◆ **PROBLEM STATEMENT**:
Could you restate the data word for word and drop the pictures?

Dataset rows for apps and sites
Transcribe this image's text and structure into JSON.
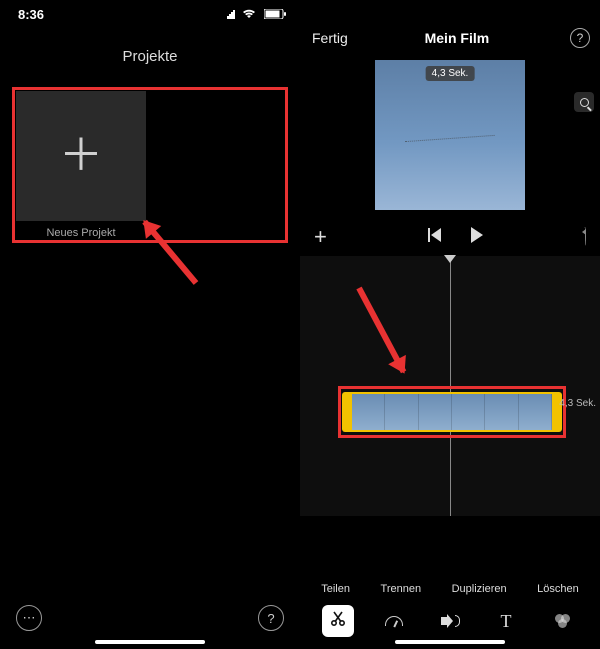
{
  "status": {
    "time": "8:36"
  },
  "left": {
    "title": "Projekte",
    "new_project_label": "Neues Projekt"
  },
  "right": {
    "done": "Fertig",
    "title": "Mein Film",
    "duration_badge": "4,3 Sek.",
    "timeline_duration": "4,3 Sek.",
    "actions": {
      "share": "Teilen",
      "split": "Trennen",
      "duplicate": "Duplizieren",
      "delete": "Löschen"
    },
    "tool_text": "T"
  }
}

◆ **RESPONSE TO THE TASK**:
Transcribe this image's text and structure into JSON.
{
  "status": {
    "time": "8:36"
  },
  "left": {
    "title": "Projekte",
    "new_project_label": "Neues Projekt"
  },
  "right": {
    "done": "Fertig",
    "title": "Mein Film",
    "duration_badge": "4,3 Sek.",
    "timeline_duration": "4,3 Sek.",
    "actions": {
      "share": "Teilen",
      "split": "Trennen",
      "duplicate": "Duplizieren",
      "delete": "Löschen"
    },
    "tool_text": "T"
  }
}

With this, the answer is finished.